Confessions of an APPLEholic: From Addiction to Sobriety

Dear Readers, Here is my continuing series on the tsunami and its effect on all our lives, even a world away. They predict a plume of radiation from the nuclear reactors will hit California today. As Chief Sealth, the Squamish Indian elder from whom Seattle takes its name, said: "All things are connected."

Wave of Destruction

Photograph by Mainichi Shimbun, Reuters
A tsunami wave crashes over a street in Miyako City, Iwate Prefecture, in northeastern Japan on March 11.
Published March 15, 201

NASA satellite imagery 

Confessions of an APPLEholic: From Addiction to Sobriety

The day the tsunami struck Japan, Apple launched its tsunami-seller, the iPad2. My calendar for 3.11.11 -- the date of the massive 9.0 earthquake -- was steady:
1. Write
2. Teach
3. 5 p.m.: Stand in line for iPad2
When the first iPad was unleashed, like Harry Potter's magical wand, but for adults -- I stood in line for three hours to buy the shiny portal for my parents. The hype around the iPad2 this spring is almost unbearable. And, like a true APPLEaholic, I was driven by "the hunger." After all, it was Eve who first ate that apple promising the Tree of Knowledge.
I count myself among the disciples to Steve Job's elegant technology, his sleek, design style born of his calligraphy training, his artistry and eloquence that make Microsoft geeks look like dunderheads -- or worse, drones. Self-employed, I'd endured decades of Microsoft's disdainful tech support.
Now I'm a slave to the pampering of Apple Care; I'm drunk at the Genius Bar where I can cozy up to an amiable expert as we confess our astonishment at all things Apple. The continuing education of Apple classes calls me like a church service or revival meeting.
In fact, as my Apple addiction grew I embraced the iPhone, graced my writing desk with a stylish iMac, and streamed Apple TV. That's why I found myself standing in an endless line of other devotees for the first iPad. A magical creation that changes the world, according to Apple ads. Kind of like a tsunami.
Is there any cosmic coincidence that the iPad2 hit the world the same date as a tsunami? Watching the heartbreaking images of cities falling, whole towns swept out to sea, and people standing in lines desperately searching for their loved ones, I felt suddenly very sober. Amidst such a disaster, how could I go mindlessly stand in line for something that doesn't even work long without electricity? Like Japan.
All those bright, shiny lights blink out. Tall Tokyo buildings eclipsed by a quaking earth. An island world drowning. And the real, awesome power is not technology but water. Long before the discovery of electricity, the ancients understood that water equals power.
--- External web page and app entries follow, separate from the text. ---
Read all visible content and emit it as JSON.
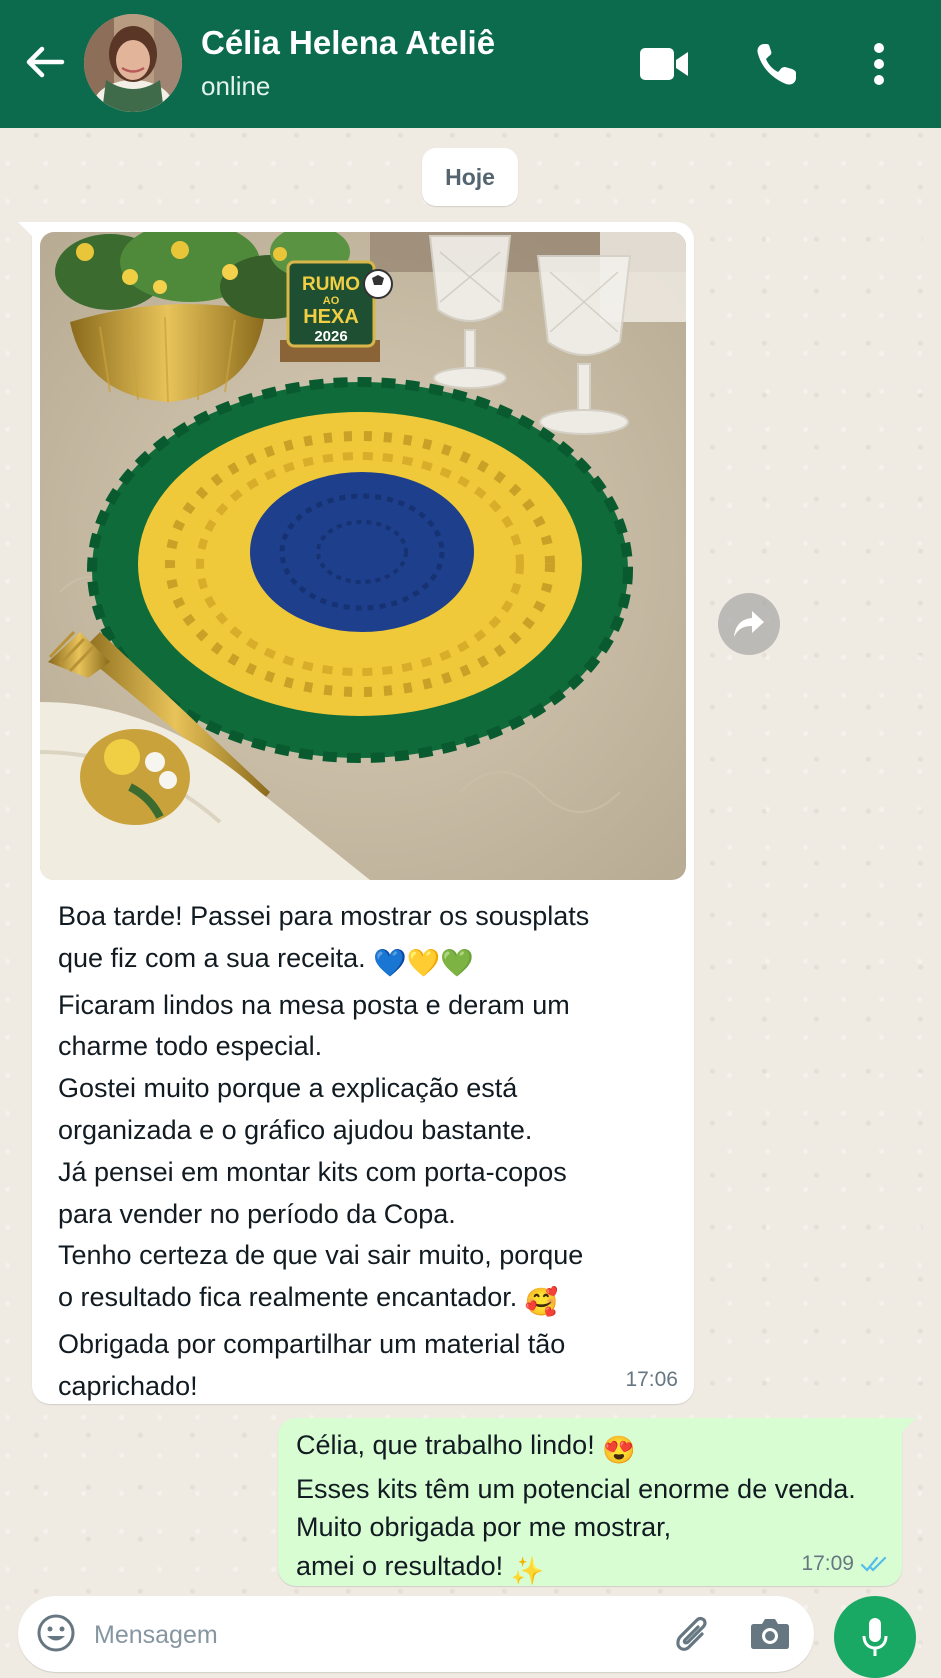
{
  "header": {
    "contact_name": "Célia Helena Ateliê",
    "status": "online",
    "background_color": "#0b6b4c"
  },
  "chat": {
    "date_chip": "Hoje",
    "messages": [
      {
        "direction": "incoming",
        "has_image": true,
        "image_text": [
          "RUMO",
          "AO",
          "HEXA",
          "2026"
        ],
        "lines": [
          "Boa tarde! Passei para mostrar os sousplats",
          "que fiz com a sua receita.",
          "Ficaram lindos na mesa posta e deram um",
          "charme todo especial.",
          "Gostei muito porque a explicação está",
          "organizada e o gráfico ajudou bastante.",
          "Já pensei em montar kits com porta-copos",
          "para vender no período da Copa.",
          "Tenho certeza de que vai sair muito, porque",
          "o resultado fica realmente encantador.",
          "Obrigada por compartilhar um material tão",
          "caprichado!"
        ],
        "emojis_line2": "💙💛💚",
        "emoji_line10": "🥰",
        "time": "17:06"
      },
      {
        "direction": "outgoing",
        "lines": [
          "Célia, que trabalho lindo!",
          "Esses kits têm um potencial enorme de venda.",
          "Muito obrigada por me mostrar,",
          "amei o resultado!"
        ],
        "emoji_line1": "😍",
        "emoji_line4": "✨",
        "time": "17:09",
        "read_status": "read"
      }
    ]
  },
  "composer": {
    "placeholder": "Mensagem",
    "icons": [
      "emoji-icon",
      "paperclip-icon",
      "camera-icon",
      "microphone-icon"
    ]
  },
  "colors": {
    "outgoing_bubble": "#d9fdd3",
    "incoming_bubble": "#ffffff",
    "mic_button": "#1aa865",
    "read_ticks": "#53bdeb"
  }
}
This equation predated our hydro-electric dams. What happens to power when we mistake it for our own creation and forget the water source from which we borrow, upon which we run our technologies? What happens when our 10-hour batteries die and our smart phones black out?
These thoughts swirled as I watched the tsunami overwhelm Japan. While Japan collapsed into chaos and nuclear reactors exploded, I watched the radioactive rise of sales for Apple's iPad2. Stores nationwide sold out. Now the lines form at ungodly hours as we addicts wait for the hope of a "blind shipment" that may or may not bring us the iPad2.
Like all the newly sober, I self-righteously judged all those APPLEaholics craving their next technological hit. The ridiculously manipulative iPad2 launch (or dribble) with no pre-orders and handy pick-up in stores, consumers strung-out in daily lines - all this caused me to Doubt my faith in Apple. Like all doubt or detox, I began to look within.
Even with the world upside down, why did I and minions still lust after iPad2? Perhaps it's as familiar as a need to escape into an alternate universe because our own world is so unstable. We could fall into the earth's cracks, drown in a tsunami, be swept up in some revolution, or lose our pensions in a collapsing economy. Why not the quick getaway of a magic universe we can hold in our hands? Click. Control. Multi-task.
It took a tsunami to trigger in me this technology sobriety. I find myself wondering: What within us is illuminated when we only light up a screen, a hand-held device, and not our own souls? What do we leave behind when we escape into alternate realities that have nothing to do with the nature upon which our lives depend?
I've just heard a rumor from another APPLEaholic. This techno-wizard says the shortage of iPad2s is due to the lack of a crucial electronic part -- made in Japan. So perhaps there is an eerie connection between this tsunami and the Apple iPad2.
"We have to wait for Japanese factories to rebuild," he says, "and meanwhile, there'll be a worldwide rationing of iPad2s."
Now, when I feel the urge to call my Apple store and ask if they have received another shipment of iPad2 and hear the familiar, "Sold out, don't know when in stock. Just come and stand in line again, starting at 5 a.m." - I slam down the phone.
I remind myself that Lao Tzu says truly wise people are "the light that does not shine." That there is nothing artificial or falsely bright about true power, just as there is a world of difference between neon and starlight. Even if I can see the constellation patterns on my iPad when I hold it up to the heavens.
I tell myself I am in recovery. Like technology-driven Japan. I call my tech-support sponsor and we exchange the tried-and-true oral formulas that all add up to this: You have enough. Our resources are limited -- like the iPad2s. Don't eat the Apple!
Brenda Peterson is the author of 16 books, including the recent memoir I Want To Be Left Behind: Finding Rapture Here on Earth, which The Christian Science Monitor named among the "Top Ten Best Non-Fiction Books of2010.